Saturday, 15 September 2012

Milad-the voyage to Ophir

Last week, on our visit to the Phoenician ship, I brought the book: Milad-the voyage to Ophir by Nazam Anhar. Not surprisingly, it is historical fiction about a Phoenician boy who sails with a fleet to Ophir (present day Ethiopia) to bring back treasures for King Solomon of Israel.

This book would be, I think, what the nineteenth century educator, Charlotte Mason, would have described as a living book. It is fiction and certainly not a textbook or twaddle but had me looking at my atlas to see what the modern equivalents are called.

Milad comes from a farming family in Phoenicia-modern Lebanon. He has always wanted to go to sea but his parents have wanted him to stay on the family farm until drought threatens their livelihood. Milad is taken on a ship travelling to Ophir to bring back treasures for Solomon. He encounters pirates and a runaway princess as well as travelling deep into Ophir with the crew who trade for treasure.

I don't want to tell you too much but Milad and an experienced Phoenician navigator have a hair raising journey home via Egypt and the Nile.

 It was fascinating to think that some of the pyramids were several hundred years old even then. I learnt more than I had known, well that wasn't much, about the Nile and the area surrounding the Blur Nile.

This book is a suitable read for older children probably from about age 10. It would definitely appeal to boys.

Caveats: the adventures are fairly extreme. I was a bit surprised that they arrived back in one piece.

Solomon doesn't come off in the best light-I don't have a problem with this. I wouldn't have wanted to be the nth wife anymore than the runaway princess did. Milad isn't a Jew and doesn't have any understanding of the God of the Jews nor of the circumstances of Solomon's accession but then these are discussion points.

It is obtainable in the UK from the Phoenicia but it also appears to be sold by LCP. I've never ordered from LCP which seem to be primarily a schools company but they do seem to sell the book in quantities of one!

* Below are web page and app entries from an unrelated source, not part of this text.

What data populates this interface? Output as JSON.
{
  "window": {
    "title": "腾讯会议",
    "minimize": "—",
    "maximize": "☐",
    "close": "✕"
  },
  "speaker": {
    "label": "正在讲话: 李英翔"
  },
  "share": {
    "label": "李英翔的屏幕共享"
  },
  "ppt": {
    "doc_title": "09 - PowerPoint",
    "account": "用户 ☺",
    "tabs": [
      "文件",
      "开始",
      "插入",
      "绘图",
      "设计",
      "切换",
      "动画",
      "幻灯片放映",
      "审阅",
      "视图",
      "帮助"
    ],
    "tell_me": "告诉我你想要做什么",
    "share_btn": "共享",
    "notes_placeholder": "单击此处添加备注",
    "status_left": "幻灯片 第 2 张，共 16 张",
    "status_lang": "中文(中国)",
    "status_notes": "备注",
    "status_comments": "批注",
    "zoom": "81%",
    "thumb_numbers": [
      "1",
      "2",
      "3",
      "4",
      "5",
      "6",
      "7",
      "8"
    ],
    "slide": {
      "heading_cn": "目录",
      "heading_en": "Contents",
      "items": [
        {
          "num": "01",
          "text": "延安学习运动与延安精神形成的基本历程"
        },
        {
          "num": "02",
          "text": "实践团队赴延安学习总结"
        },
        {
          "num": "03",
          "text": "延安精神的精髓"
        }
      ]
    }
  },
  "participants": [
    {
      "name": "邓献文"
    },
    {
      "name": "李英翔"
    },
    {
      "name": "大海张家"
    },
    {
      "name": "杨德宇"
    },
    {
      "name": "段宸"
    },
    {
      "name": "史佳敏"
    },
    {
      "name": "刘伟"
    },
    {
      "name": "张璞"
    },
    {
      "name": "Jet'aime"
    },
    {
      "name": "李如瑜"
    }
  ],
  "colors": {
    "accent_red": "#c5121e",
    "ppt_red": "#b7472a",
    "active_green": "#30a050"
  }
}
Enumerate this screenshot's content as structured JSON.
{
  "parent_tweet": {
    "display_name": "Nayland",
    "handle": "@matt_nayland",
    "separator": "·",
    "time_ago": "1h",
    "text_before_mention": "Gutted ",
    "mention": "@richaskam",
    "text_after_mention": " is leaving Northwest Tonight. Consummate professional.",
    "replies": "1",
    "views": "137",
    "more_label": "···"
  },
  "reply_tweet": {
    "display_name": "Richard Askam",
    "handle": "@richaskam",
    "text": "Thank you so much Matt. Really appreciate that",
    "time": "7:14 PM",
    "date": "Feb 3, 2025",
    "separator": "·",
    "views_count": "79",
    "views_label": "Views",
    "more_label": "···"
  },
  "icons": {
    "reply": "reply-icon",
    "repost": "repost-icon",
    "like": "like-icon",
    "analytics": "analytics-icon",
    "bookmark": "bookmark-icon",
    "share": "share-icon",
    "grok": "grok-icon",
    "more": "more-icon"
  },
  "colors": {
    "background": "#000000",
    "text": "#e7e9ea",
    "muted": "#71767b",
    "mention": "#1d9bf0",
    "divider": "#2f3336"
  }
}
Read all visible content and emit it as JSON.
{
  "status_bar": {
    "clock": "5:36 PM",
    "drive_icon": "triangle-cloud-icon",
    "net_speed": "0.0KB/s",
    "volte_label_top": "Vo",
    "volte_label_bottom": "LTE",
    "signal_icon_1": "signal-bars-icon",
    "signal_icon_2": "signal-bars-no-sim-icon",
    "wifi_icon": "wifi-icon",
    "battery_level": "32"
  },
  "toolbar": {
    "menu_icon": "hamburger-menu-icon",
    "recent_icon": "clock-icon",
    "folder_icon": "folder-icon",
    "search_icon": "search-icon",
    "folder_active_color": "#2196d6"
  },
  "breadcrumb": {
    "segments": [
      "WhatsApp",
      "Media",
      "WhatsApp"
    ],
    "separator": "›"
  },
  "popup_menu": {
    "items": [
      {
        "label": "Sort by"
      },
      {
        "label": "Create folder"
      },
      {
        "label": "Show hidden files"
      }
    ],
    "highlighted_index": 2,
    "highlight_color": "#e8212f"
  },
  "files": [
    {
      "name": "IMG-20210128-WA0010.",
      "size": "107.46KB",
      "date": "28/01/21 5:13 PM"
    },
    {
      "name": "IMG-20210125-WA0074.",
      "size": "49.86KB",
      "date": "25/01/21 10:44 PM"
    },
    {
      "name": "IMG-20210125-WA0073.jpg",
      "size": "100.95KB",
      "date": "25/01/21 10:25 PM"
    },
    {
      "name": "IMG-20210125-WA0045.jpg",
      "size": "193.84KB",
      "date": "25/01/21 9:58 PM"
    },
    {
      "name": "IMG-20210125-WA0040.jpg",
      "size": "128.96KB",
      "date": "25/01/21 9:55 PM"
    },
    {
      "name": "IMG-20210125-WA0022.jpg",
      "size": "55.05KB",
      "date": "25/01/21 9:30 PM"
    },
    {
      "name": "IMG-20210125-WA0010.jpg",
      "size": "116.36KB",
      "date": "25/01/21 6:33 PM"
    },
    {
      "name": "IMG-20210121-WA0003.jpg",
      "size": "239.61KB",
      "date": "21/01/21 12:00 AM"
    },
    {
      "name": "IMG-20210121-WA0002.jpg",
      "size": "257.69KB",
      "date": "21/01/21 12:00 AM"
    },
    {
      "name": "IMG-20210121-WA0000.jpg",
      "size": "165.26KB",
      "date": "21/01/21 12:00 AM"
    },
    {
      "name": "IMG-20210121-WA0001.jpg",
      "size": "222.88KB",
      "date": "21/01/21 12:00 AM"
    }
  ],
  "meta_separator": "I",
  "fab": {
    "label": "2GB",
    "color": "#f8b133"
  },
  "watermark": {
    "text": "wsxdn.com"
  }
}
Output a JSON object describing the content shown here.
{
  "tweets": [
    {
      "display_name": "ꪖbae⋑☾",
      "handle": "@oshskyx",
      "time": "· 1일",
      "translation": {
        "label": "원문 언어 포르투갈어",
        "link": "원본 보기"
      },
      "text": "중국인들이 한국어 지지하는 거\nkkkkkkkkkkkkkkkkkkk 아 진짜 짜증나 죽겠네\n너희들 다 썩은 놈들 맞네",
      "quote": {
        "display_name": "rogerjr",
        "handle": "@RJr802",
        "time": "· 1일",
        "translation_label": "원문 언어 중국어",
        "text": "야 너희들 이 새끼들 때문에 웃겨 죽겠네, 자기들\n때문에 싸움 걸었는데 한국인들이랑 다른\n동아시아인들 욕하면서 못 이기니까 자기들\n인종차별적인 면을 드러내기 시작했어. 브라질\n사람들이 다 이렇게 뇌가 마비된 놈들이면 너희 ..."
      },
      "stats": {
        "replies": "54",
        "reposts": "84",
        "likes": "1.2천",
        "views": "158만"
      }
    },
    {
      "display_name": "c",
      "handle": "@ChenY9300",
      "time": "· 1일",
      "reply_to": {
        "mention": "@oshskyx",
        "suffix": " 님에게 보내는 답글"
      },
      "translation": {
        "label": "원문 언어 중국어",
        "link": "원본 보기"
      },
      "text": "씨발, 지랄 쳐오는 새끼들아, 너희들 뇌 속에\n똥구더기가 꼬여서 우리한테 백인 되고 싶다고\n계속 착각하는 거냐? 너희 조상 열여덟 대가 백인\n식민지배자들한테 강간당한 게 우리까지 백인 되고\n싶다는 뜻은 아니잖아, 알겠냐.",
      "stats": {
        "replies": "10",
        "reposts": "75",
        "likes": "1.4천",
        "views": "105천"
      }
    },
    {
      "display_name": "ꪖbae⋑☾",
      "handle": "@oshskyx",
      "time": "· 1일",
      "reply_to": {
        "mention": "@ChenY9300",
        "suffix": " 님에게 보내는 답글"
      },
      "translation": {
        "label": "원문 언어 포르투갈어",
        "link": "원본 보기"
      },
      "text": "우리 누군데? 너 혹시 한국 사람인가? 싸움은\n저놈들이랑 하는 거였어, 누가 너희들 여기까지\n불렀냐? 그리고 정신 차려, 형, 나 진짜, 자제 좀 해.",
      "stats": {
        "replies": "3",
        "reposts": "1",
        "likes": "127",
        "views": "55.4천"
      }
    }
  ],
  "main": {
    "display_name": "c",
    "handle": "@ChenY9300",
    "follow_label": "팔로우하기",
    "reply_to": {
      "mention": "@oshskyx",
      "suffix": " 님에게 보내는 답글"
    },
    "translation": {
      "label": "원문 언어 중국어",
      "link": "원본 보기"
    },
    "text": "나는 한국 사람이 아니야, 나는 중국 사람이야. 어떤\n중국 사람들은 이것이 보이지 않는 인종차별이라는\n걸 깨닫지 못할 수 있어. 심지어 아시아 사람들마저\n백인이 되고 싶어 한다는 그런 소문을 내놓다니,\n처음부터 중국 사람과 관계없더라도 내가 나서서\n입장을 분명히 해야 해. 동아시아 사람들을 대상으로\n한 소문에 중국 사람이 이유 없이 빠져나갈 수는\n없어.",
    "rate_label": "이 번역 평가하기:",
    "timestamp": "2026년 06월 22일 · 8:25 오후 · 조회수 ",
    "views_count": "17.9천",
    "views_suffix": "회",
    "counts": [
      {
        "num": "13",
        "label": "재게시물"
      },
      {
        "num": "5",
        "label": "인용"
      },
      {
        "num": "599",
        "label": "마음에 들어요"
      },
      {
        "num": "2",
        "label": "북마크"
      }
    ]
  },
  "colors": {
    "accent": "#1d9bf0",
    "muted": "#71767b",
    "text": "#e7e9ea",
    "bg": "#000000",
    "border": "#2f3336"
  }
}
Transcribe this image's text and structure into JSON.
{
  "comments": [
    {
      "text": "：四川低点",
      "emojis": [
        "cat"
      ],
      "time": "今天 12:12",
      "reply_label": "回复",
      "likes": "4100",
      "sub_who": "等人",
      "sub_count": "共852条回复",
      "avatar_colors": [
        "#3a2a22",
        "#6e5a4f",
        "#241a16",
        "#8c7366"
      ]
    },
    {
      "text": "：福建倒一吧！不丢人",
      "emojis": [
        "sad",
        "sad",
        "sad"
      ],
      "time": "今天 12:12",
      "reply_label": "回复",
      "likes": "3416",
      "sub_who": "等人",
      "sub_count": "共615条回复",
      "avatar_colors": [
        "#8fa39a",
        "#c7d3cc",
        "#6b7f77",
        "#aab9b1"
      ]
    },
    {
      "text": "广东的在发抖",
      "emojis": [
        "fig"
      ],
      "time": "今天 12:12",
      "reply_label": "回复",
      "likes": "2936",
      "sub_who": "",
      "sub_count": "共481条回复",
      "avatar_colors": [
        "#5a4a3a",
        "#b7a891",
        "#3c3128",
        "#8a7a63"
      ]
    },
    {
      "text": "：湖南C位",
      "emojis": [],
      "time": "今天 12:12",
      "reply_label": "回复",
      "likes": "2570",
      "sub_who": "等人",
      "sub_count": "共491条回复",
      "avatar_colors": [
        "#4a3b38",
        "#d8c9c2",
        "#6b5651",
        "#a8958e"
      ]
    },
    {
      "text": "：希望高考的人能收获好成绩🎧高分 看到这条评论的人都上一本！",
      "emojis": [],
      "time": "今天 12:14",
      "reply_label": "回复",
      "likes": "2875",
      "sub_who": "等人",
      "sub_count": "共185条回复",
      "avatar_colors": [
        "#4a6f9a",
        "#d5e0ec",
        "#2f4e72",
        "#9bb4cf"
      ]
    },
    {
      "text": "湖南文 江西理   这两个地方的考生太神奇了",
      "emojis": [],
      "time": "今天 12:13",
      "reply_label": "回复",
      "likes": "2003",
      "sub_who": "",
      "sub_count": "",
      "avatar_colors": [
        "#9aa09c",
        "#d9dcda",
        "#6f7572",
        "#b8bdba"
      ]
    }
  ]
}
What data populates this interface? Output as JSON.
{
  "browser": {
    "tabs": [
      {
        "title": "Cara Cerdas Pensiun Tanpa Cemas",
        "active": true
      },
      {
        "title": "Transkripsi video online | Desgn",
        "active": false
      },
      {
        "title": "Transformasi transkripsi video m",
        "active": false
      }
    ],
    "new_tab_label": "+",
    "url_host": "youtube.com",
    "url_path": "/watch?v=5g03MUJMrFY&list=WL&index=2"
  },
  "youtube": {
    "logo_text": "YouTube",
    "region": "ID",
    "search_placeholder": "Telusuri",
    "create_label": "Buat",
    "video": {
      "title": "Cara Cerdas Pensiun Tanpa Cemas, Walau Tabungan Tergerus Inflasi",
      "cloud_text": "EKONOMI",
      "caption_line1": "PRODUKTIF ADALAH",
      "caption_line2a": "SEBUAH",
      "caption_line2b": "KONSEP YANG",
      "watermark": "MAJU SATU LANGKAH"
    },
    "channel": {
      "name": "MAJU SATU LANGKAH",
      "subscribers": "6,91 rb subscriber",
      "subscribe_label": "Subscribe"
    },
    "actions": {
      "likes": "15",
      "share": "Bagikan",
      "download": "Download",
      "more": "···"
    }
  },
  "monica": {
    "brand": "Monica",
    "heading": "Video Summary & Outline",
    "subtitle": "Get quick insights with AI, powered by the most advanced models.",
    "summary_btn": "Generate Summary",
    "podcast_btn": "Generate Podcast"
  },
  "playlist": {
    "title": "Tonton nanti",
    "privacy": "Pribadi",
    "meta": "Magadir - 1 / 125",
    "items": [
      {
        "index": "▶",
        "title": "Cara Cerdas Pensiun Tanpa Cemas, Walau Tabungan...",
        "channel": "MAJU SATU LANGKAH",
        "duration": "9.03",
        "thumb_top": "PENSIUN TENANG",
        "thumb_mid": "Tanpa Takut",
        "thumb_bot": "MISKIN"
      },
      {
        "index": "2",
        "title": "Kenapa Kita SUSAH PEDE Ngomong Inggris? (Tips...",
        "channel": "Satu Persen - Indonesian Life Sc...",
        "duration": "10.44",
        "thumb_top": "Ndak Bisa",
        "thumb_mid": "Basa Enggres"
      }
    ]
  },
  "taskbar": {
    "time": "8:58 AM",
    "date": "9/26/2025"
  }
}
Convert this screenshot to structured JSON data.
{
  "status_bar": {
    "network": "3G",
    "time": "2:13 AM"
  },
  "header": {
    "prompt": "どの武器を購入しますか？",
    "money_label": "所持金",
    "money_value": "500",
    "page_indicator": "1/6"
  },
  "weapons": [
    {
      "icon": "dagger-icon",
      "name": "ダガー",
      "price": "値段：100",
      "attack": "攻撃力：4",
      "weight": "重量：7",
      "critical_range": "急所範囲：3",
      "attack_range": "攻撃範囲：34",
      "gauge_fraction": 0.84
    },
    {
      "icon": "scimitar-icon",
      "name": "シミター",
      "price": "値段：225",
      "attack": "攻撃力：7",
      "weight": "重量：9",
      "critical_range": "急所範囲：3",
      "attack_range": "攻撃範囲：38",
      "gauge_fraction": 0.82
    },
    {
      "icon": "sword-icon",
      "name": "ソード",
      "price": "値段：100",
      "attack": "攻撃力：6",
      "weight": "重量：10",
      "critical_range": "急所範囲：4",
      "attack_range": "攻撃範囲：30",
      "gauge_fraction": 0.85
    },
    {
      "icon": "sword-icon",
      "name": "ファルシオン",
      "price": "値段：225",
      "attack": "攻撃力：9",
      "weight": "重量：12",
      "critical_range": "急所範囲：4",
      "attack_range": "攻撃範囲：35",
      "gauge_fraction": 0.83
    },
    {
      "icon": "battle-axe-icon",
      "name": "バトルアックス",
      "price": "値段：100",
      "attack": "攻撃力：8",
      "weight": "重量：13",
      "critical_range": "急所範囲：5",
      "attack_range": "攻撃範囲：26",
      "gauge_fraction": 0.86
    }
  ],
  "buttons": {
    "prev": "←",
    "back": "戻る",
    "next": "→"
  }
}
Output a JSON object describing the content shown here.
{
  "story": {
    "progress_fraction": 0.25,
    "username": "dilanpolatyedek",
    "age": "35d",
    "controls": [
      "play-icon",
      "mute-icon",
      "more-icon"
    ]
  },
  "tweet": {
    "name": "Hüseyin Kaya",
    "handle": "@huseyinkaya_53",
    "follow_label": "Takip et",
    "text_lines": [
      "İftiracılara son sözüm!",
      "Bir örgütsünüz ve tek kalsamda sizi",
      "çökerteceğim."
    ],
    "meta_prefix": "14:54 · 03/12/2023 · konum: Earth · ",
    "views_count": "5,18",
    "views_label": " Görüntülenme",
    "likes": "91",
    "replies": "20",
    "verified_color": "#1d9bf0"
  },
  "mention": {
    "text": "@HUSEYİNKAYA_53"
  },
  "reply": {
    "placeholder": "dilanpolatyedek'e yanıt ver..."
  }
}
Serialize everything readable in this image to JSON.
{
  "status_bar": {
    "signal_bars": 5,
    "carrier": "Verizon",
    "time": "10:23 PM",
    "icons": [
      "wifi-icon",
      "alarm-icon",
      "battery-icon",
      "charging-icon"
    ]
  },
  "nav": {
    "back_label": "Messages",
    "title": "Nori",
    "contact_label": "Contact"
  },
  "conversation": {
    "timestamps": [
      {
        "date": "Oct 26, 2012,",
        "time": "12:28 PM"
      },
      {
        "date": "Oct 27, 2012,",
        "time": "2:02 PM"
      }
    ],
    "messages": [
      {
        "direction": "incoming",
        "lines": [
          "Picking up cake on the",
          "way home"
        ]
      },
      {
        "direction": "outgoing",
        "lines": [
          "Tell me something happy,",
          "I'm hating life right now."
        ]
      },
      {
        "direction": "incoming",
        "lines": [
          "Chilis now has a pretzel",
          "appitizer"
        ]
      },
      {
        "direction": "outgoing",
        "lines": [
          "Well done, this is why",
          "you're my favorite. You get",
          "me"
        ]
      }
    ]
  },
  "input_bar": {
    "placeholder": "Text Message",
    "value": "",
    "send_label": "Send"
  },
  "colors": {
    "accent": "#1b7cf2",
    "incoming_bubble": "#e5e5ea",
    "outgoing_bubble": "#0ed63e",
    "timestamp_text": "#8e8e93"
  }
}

It is published by the Australian branch of Scholastic and is available on in the US.

1 comment:

  1. Sounds like an interesting book. Thanks for linking up to The Children's Bookshelf.